Know This: Senate Republicans plan to fold Obamacare repeal into their tax reform bill in an attempt to offset the costs of permanent cuts to the corporate tax rate. Secretary of State Rex Tillerson has called for an independent probe into Myanmar’s Rohingya crisis. And Roy Moore, currently under scrutiny after multiple women came forward and alleged sexual misconduct, apparently challenged an Alabama law protecting rape victims while he was chief justice of the state’s highest court.
Read This: While many Americans say herbal drug kratom treats their depression and anxiety, or is a substitute for addictive opioids, the FDA isn’t so sure about its safety.
Talk to Us: What book got you back to reading? Send the title and a paragraph on why it had that effect to email@example.com.
Maybe the second time’s the charm? Twenty-five years after a letter from the Union of Concerned Scientists urged mankind to take action against environmental damage, the world’s researchers are at it again. Yesterday’s letter, signed by 15,365 scientists from 185 countries, says humans have failed to prevent “potentially catastrophic” climate change, even warning that many species could be extinct by the century’s end. It’s not all bad news, though: They note that humans have stabilized the ozone layer, reduced extreme poverty and made significant gains in renewable energy.
They’re venturing down a new path. More and more young Pakistanis are swapping traditional careers for entrepreneurial ventures, battling conservative social norms and occasional scorn from older family members. Over the past five years, startups spanning music, health, food, science, beauty and more have sprung up across Pakistan, which boasts more than 20 startup incubators. But it’s a risk leaving a stable job in a country that’s notoriously unstable for investors. And the near future could prove critical as investors watching global risks decide whether to get into the game.
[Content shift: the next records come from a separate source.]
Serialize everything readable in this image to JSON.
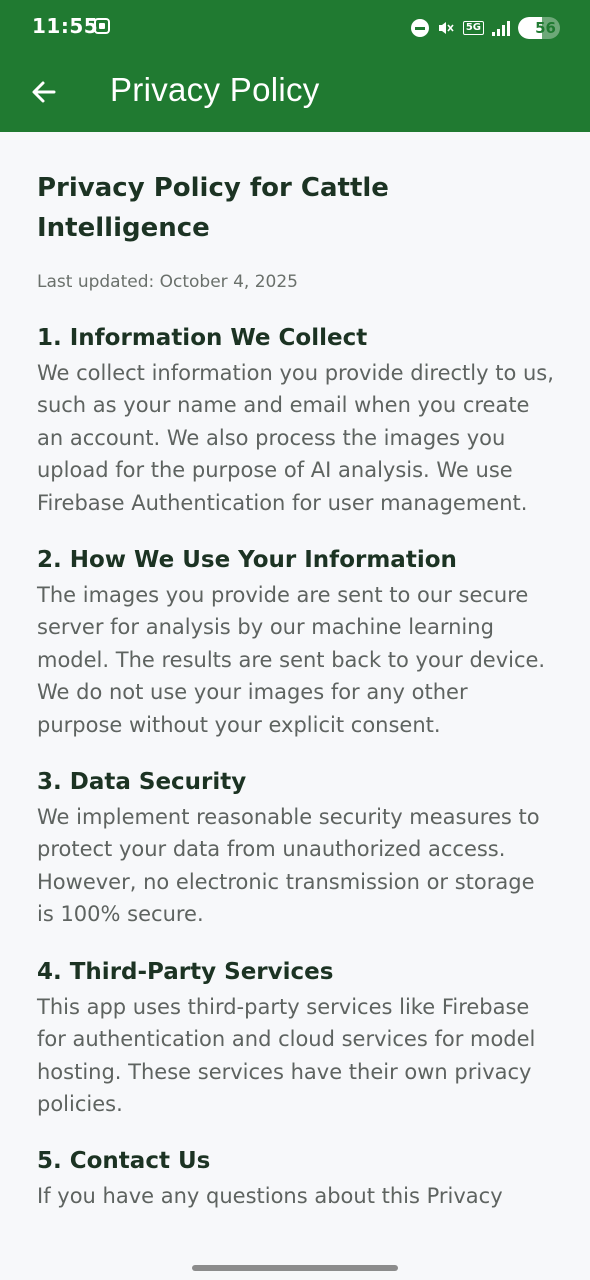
{
  "status_bar": {
    "time": "11:55",
    "network_label": "5G",
    "battery_level": "56",
    "battery_fraction": 0.56,
    "icons": [
      "screenshot-icon",
      "do-not-disturb-icon",
      "mute-icon",
      "network-5g-icon",
      "signal-icon",
      "battery-icon"
    ]
  },
  "app_bar": {
    "title": "Privacy Policy",
    "back_icon": "arrow-left-icon",
    "color": "#207a31"
  },
  "policy": {
    "title": "Privacy Policy for Cattle Intelligence",
    "last_updated": "Last updated: October 4, 2025",
    "sections": [
      {
        "heading": "1. Information We Collect",
        "body": "We collect information you provide directly to us, such as your name and email when you create an account. We also process the images you upload for the purpose of AI analysis. We use Firebase Authentication for user management."
      },
      {
        "heading": "2. How We Use Your Information",
        "body": "The images you provide are sent to our secure server for analysis by our machine learning model. The results are sent back to your device. We do not use your images for any other purpose without your explicit consent."
      },
      {
        "heading": "3. Data Security",
        "body": "We implement reasonable security measures to protect your data from unauthorized access. However, no electronic transmission or storage is 100% secure."
      },
      {
        "heading": "4. Third-Party Services",
        "body": "This app uses third-party services like Firebase for authentication and cloud services for model hosting. These services have their own privacy policies."
      },
      {
        "heading": "5. Contact Us",
        "body": "If you have any questions about this Privacy"
      }
    ]
  }
}
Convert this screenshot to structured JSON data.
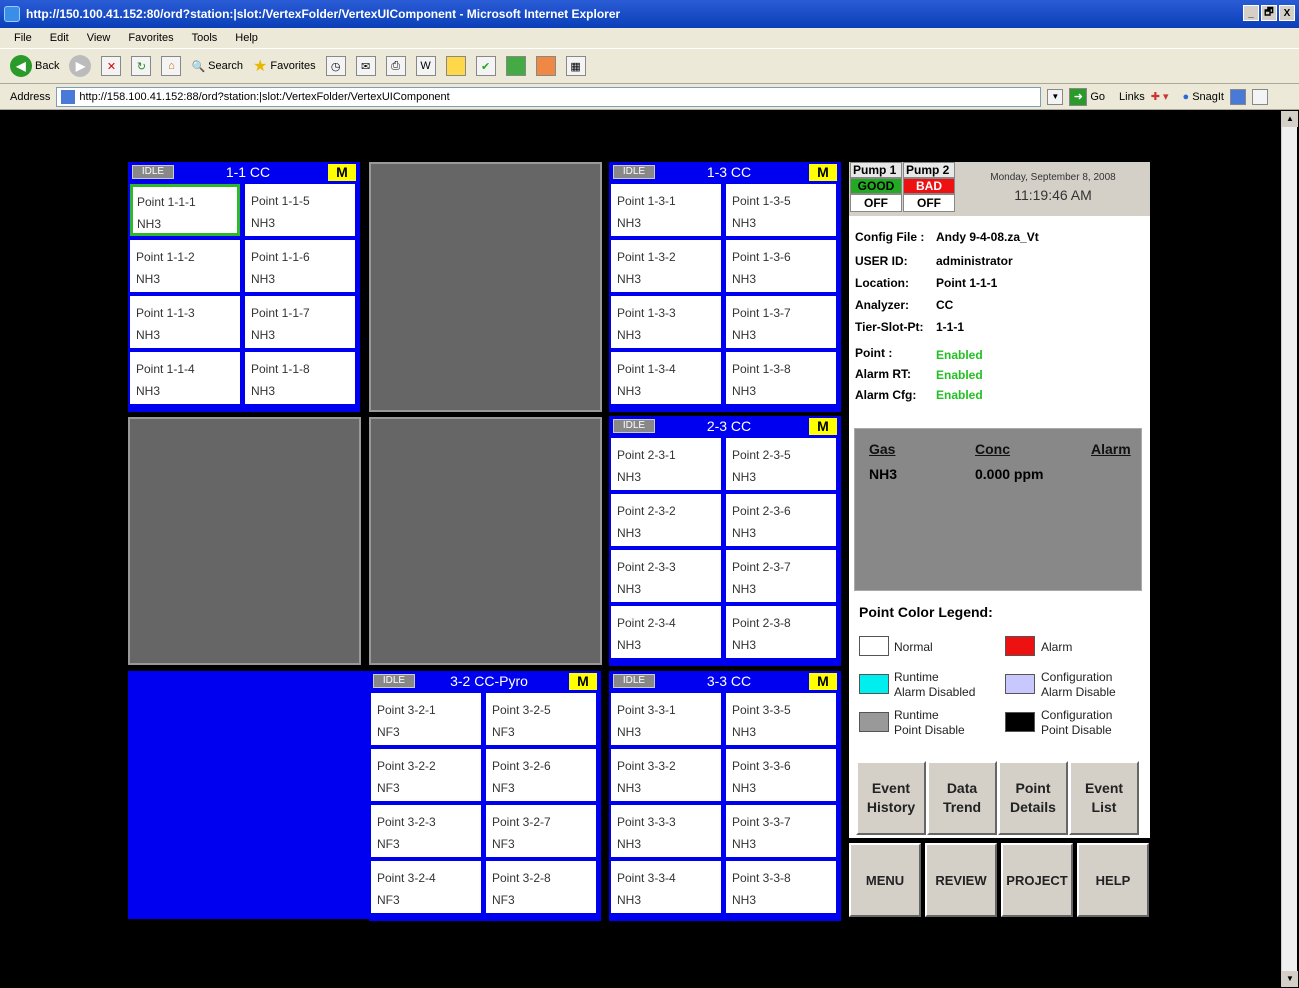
{
  "window": {
    "title": "http://150.100.41.152:80/ord?station:|slot:/VertexFolder/VertexUIComponent - Microsoft Internet Explorer",
    "buttons": [
      "_",
      "🗗",
      "X"
    ]
  },
  "menu": [
    "File",
    "Edit",
    "View",
    "Favorites",
    "Tools",
    "Help"
  ],
  "toolbar": {
    "back": "Back",
    "search": "Search",
    "favorites": "Favorites"
  },
  "address": {
    "label": "Address",
    "url": "http://158.100.41.152:88/ord?station:|slot:/VertexFolder/VertexUIComponent",
    "go": "Go",
    "links": "Links",
    "snagit": "SnagIt"
  },
  "panels": {
    "p11": {
      "idle": "IDLE",
      "title": "1-1  CC",
      "m": "M",
      "cells": [
        {
          "name": "Point 1-1-1",
          "gas": "NH3"
        },
        {
          "name": "Point 1-1-5",
          "gas": "NH3"
        },
        {
          "name": "Point 1-1-2",
          "gas": "NH3"
        },
        {
          "name": "Point 1-1-6",
          "gas": "NH3"
        },
        {
          "name": "Point 1-1-3",
          "gas": "NH3"
        },
        {
          "name": "Point 1-1-7",
          "gas": "NH3"
        },
        {
          "name": "Point 1-1-4",
          "gas": "NH3"
        },
        {
          "name": "Point 1-1-8",
          "gas": "NH3"
        }
      ]
    },
    "p13": {
      "idle": "IDLE",
      "title": "1-3  CC",
      "m": "M",
      "cells": [
        {
          "name": "Point 1-3-1",
          "gas": "NH3"
        },
        {
          "name": "Point 1-3-5",
          "gas": "NH3"
        },
        {
          "name": "Point 1-3-2",
          "gas": "NH3"
        },
        {
          "name": "Point 1-3-6",
          "gas": "NH3"
        },
        {
          "name": "Point 1-3-3",
          "gas": "NH3"
        },
        {
          "name": "Point 1-3-7",
          "gas": "NH3"
        },
        {
          "name": "Point 1-3-4",
          "gas": "NH3"
        },
        {
          "name": "Point 1-3-8",
          "gas": "NH3"
        }
      ]
    },
    "p23": {
      "idle": "IDLE",
      "title": "2-3  CC",
      "m": "M",
      "cells": [
        {
          "name": "Point 2-3-1",
          "gas": "NH3"
        },
        {
          "name": "Point 2-3-5",
          "gas": "NH3"
        },
        {
          "name": "Point 2-3-2",
          "gas": "NH3"
        },
        {
          "name": "Point 2-3-6",
          "gas": "NH3"
        },
        {
          "name": "Point 2-3-3",
          "gas": "NH3"
        },
        {
          "name": "Point 2-3-7",
          "gas": "NH3"
        },
        {
          "name": "Point 2-3-4",
          "gas": "NH3"
        },
        {
          "name": "Point 2-3-8",
          "gas": "NH3"
        }
      ]
    },
    "p32": {
      "idle": "IDLE",
      "title": "3-2  CC-Pyro",
      "m": "M",
      "cells": [
        {
          "name": "Point 3-2-1",
          "gas": "NF3"
        },
        {
          "name": "Point 3-2-5",
          "gas": "NF3"
        },
        {
          "name": "Point 3-2-2",
          "gas": "NF3"
        },
        {
          "name": "Point 3-2-6",
          "gas": "NF3"
        },
        {
          "name": "Point 3-2-3",
          "gas": "NF3"
        },
        {
          "name": "Point 3-2-7",
          "gas": "NF3"
        },
        {
          "name": "Point 3-2-4",
          "gas": "NF3"
        },
        {
          "name": "Point 3-2-8",
          "gas": "NF3"
        }
      ]
    },
    "p33": {
      "idle": "IDLE",
      "title": "3-3  CC",
      "m": "M",
      "cells": [
        {
          "name": "Point 3-3-1",
          "gas": "NH3"
        },
        {
          "name": "Point 3-3-5",
          "gas": "NH3"
        },
        {
          "name": "Point 3-3-2",
          "gas": "NH3"
        },
        {
          "name": "Point 3-3-6",
          "gas": "NH3"
        },
        {
          "name": "Point 3-3-3",
          "gas": "NH3"
        },
        {
          "name": "Point 3-3-7",
          "gas": "NH3"
        },
        {
          "name": "Point 3-3-4",
          "gas": "NH3"
        },
        {
          "name": "Point 3-3-8",
          "gas": "NH3"
        }
      ]
    }
  },
  "pumps": [
    {
      "label": "Pump 1",
      "status": "GOOD",
      "status_color": "#22aa22",
      "state": "OFF"
    },
    {
      "label": "Pump 2",
      "status": "BAD",
      "status_color": "#ee1111",
      "state": "OFF"
    }
  ],
  "datetime": {
    "date": "Monday, September 8, 2008",
    "time": "11:19:46 AM"
  },
  "info": {
    "config_label": "Config File :",
    "config_value": "Andy 9-4-08.za_Vt",
    "user_label": "USER ID:",
    "user_value": "administrator",
    "location_label": "Location:",
    "location_value": "Point 1-1-1",
    "analyzer_label": "Analyzer:",
    "analyzer_value": "CC",
    "tsp_label": "Tier-Slot-Pt:",
    "tsp_value": "1-1-1",
    "point_label": "Point :",
    "point_value": "Enabled",
    "alarmrt_label": "Alarm RT:",
    "alarmrt_value": "Enabled",
    "alarmcfg_label": "Alarm Cfg:",
    "alarmcfg_value": "Enabled"
  },
  "gas_table": {
    "h_gas": "Gas",
    "h_conc": "Conc",
    "h_alarm": "Alarm",
    "gas": "NH3",
    "conc": "0.000 ppm"
  },
  "legend": {
    "title": "Point Color Legend:",
    "items": [
      {
        "label": "Normal",
        "color": "#ffffff"
      },
      {
        "label": "Alarm",
        "color": "#ee1111"
      },
      {
        "label": "Runtime Alarm Disabled",
        "line1": "Runtime",
        "line2": "Alarm Disabled",
        "color": "#00eeee"
      },
      {
        "label": "Configuration Alarm Disable",
        "line1": "Configuration",
        "line2": "Alarm Disable",
        "color": "#c8c8ff"
      },
      {
        "label": "Runtime Point Disable",
        "line1": "Runtime",
        "line2": "Point Disable",
        "color": "#999999"
      },
      {
        "label": "Configuration Point Disable",
        "line1": "Configuration",
        "line2": "Point Disable",
        "color": "#000000"
      }
    ]
  },
  "action_buttons": [
    {
      "line1": "Event",
      "line2": "History"
    },
    {
      "line1": "Data",
      "line2": "Trend"
    },
    {
      "line1": "Point",
      "line2": "Details"
    },
    {
      "line1": "Event",
      "line2": "List"
    }
  ],
  "nav_buttons": [
    "MENU",
    "REVIEW",
    "PROJECT",
    "HELP"
  ]
}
Not everyone trusts the system. A new poll shows 36 percent of Native Americans don’t call the police when they need help, and half believe the legal system has failed them. It’s an especially disturbing reality for the estimated 1 in 3 Native American women who are sexually assaulted, many of whom are caught between toothless tribal courts and overburdened federal authorities. Now many hope the recent Tribal Law and Order Act may help change the culture of impunity by reducing wait times and letting tribal courts pass harsher sentences.
They’re so bored they could stream. Netflix surveyed 37,000 global users on their viewing habits and found that 67 percent now use the streaming service outside their homes. Eleven percent have seen spoilers while peeking at someone else’s screen and 22 percent have cried in public while watching. With services and data plans evolving to encourage streaming anywhere, those numbers are only going up. But not all human connection is lost: 35 percent of public viewers said someone had interrupted them to discuss what they were watching.
Maybe everyone will get participation trophies. The U.S. Soccer Federation is looking into the idea of hosting pre-World Cup matches with Italy, Netherlands, Ghana and Chile — teams that unexpectedly didn’t qualify for the tournament. With talks in the very early stages, it’s unclear whether this would be a series of friendlies or an actual tournament. Either way it may be difficult to get football associations to pitch in and release their players. Some may also be anxious about the possibility of coming in last among losers.